When you return the entries, keep every word and mark exactly as it is.

Dataset rows describing interfaces
☆ ☆ ☆ ☆
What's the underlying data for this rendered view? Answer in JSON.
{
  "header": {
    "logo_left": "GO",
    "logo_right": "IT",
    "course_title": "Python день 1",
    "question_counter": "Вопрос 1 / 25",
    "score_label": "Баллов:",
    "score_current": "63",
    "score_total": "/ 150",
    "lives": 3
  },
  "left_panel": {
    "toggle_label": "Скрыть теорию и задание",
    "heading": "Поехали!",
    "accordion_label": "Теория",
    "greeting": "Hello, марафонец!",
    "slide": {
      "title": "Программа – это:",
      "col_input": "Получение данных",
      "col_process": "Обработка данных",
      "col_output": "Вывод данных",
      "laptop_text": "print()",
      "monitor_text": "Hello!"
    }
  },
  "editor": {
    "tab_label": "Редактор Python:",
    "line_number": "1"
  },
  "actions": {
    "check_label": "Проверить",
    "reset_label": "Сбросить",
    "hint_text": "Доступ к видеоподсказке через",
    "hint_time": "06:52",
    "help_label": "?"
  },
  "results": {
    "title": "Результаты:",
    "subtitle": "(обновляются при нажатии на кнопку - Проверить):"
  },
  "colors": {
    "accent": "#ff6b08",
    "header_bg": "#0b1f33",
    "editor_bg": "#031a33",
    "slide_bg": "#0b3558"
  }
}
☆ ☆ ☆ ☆
§ **Exercise response**:
What's the underlying data for this rendered view? Answer in JSON.
{
  "header": {
    "logo_left": "GO",
    "logo_right": "IT",
    "course_title": "Python день 1",
    "question_counter": "Вопрос 1 / 25",
    "score_label": "Баллов:",
    "score_current": "63",
    "score_total": "/ 150",
    "lives": 3
  },
  "left_panel": {
    "toggle_label": "Скрыть теорию и задание",
    "heading": "Поехали!",
    "accordion_label": "Теория",
    "greeting": "Hello, марафонец!",
    "slide": {
      "title": "Программа – это:",
      "col_input": "Получение данных",
      "col_process": "Обработка данных",
      "col_output": "Вывод данных",
      "laptop_text": "print()",
      "monitor_text": "Hello!"
    }
  },
  "editor": {
    "tab_label": "Редактор Python:",
    "line_number": "1"
  },
  "actions": {
    "check_label": "Проверить",
    "reset_label": "Сбросить",
    "hint_text": "Доступ к видеоподсказке через",
    "hint_time": "06:52",
    "help_label": "?"
  },
  "results": {
    "title": "Результаты:",
    "subtitle": "(обновляются при нажатии на кнопку - Проверить):"
  },
  "colors": {
    "accent": "#ff6b08",
    "header_bg": "#0b1f33",
    "editor_bg": "#031a33",
    "slide_bg": "#0b3558"
  }
}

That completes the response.